→ **THE PROBLEM**:
Throughout the listing below, copy each line containing "screenshot".

→ **MATERIAL FOR THIS EXERCISE**:
* * * * *
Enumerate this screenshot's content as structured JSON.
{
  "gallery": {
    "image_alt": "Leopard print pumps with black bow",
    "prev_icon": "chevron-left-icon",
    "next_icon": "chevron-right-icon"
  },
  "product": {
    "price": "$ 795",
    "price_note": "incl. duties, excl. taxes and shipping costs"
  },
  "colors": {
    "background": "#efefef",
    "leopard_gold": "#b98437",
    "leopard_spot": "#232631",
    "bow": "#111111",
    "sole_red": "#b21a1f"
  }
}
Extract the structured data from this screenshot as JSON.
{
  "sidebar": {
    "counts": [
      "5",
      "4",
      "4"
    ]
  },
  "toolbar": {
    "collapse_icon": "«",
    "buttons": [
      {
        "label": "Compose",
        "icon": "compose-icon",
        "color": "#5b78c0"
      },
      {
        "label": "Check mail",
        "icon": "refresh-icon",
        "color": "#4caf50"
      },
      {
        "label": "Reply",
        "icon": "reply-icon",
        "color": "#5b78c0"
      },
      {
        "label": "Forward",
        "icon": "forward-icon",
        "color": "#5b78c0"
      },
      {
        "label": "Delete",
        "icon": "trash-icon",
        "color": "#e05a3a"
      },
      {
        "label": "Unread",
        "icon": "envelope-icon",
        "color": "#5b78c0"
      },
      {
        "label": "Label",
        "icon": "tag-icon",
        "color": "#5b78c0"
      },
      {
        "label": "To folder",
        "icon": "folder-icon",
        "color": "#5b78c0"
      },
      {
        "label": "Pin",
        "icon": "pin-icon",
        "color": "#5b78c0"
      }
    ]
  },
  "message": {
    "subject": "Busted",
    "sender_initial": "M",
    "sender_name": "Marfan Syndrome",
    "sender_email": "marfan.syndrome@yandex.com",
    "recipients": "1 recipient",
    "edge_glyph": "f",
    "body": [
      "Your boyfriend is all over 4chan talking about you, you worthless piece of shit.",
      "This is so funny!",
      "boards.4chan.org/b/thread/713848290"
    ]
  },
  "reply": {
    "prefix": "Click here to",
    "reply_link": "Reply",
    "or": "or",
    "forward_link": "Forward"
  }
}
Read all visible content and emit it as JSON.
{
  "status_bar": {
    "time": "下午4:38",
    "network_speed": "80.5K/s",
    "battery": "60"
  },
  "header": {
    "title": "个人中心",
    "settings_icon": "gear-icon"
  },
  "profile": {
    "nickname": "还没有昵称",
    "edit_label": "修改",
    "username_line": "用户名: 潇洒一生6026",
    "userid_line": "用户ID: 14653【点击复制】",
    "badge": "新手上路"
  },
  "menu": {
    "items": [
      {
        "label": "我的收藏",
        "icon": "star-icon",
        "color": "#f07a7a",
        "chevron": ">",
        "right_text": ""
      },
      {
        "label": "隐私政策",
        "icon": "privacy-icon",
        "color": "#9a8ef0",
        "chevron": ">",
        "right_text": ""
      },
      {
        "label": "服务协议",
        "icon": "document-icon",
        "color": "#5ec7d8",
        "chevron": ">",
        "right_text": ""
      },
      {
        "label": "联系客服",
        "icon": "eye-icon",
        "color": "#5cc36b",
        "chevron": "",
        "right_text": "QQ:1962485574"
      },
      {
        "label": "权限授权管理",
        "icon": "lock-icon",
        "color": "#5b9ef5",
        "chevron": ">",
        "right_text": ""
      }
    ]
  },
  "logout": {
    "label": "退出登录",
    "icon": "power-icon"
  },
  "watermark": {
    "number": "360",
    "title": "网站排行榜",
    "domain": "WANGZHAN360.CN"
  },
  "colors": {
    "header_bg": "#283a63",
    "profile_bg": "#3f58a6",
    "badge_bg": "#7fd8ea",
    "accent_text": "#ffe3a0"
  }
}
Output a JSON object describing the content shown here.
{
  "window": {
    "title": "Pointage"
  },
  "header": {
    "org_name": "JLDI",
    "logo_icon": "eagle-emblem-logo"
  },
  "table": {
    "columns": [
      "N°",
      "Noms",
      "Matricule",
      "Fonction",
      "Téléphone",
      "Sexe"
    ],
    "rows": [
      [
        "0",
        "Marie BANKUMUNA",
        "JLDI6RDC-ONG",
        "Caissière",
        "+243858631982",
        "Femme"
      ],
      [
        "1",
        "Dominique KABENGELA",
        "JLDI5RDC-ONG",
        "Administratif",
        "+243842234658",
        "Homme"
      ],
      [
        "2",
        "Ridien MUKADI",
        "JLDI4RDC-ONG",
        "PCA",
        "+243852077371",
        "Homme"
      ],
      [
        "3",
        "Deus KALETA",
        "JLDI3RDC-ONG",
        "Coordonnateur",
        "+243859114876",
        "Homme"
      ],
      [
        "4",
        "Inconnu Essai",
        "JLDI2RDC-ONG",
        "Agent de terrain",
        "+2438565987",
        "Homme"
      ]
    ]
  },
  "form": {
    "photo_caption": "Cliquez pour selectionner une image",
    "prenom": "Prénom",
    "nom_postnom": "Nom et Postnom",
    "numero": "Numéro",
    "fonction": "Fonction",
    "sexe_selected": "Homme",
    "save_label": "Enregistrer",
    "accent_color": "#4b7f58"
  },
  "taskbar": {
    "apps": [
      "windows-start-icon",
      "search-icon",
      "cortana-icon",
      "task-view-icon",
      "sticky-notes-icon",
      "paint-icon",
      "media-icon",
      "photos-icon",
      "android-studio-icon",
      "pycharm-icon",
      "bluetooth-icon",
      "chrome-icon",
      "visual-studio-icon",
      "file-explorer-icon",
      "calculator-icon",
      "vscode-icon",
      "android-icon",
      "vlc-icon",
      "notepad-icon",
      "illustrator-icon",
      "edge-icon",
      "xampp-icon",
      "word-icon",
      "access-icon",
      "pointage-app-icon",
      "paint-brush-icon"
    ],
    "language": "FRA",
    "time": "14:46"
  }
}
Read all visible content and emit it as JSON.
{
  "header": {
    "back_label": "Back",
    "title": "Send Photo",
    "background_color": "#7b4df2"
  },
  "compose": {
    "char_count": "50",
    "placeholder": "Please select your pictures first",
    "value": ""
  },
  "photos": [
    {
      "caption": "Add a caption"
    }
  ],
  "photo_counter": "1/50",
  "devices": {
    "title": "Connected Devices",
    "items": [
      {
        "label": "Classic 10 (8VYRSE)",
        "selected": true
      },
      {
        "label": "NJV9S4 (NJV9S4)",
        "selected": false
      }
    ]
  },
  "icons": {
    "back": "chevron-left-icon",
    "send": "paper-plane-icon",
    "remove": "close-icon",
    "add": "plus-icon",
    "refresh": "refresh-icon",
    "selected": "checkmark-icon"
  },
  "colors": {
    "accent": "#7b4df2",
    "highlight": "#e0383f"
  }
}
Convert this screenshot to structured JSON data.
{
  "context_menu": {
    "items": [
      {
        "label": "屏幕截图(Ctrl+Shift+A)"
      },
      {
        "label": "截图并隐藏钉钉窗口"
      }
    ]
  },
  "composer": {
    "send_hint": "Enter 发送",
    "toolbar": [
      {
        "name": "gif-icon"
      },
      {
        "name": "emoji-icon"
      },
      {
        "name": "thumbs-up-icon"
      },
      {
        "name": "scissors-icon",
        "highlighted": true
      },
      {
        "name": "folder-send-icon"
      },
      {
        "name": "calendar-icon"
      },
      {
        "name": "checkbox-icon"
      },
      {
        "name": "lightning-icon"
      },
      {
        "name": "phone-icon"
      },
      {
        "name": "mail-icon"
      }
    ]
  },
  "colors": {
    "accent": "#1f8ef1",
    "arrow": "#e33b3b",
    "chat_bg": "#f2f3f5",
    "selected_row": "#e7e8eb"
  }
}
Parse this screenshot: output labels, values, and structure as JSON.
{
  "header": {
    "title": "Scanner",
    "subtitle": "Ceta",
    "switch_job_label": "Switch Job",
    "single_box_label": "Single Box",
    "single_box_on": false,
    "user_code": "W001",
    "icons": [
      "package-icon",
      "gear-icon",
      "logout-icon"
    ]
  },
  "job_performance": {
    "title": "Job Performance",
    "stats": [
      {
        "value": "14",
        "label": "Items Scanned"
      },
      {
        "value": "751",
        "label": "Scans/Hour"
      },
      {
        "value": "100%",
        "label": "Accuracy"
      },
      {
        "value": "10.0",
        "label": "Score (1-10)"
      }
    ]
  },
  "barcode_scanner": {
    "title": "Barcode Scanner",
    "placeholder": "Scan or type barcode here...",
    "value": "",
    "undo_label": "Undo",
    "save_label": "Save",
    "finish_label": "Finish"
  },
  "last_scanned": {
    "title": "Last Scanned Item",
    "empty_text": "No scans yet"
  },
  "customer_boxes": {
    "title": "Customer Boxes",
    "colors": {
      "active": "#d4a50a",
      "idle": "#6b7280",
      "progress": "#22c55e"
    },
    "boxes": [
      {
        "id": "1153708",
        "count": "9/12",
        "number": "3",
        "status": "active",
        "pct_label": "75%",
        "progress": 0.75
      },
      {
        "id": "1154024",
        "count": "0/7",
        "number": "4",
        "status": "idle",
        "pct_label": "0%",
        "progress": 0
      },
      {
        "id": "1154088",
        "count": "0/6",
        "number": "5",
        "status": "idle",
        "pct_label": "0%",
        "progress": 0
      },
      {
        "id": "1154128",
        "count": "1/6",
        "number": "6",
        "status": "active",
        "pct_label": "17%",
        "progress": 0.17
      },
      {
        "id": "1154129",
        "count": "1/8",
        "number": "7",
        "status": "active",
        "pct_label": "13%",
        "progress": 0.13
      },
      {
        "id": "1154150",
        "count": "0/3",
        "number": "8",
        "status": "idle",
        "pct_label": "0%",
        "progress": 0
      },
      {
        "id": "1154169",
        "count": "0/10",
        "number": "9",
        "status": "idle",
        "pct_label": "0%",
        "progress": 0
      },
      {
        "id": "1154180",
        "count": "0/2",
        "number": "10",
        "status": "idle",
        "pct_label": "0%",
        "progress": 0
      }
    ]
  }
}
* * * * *
→ **WRITTEN ANSWER**:
Enumerate this screenshot's content as structured JSON.
Extract the structured data from this screenshot as JSON.
Convert this screenshot to structured JSON data.
Parse this screenshot: output labels, values, and structure as JSON.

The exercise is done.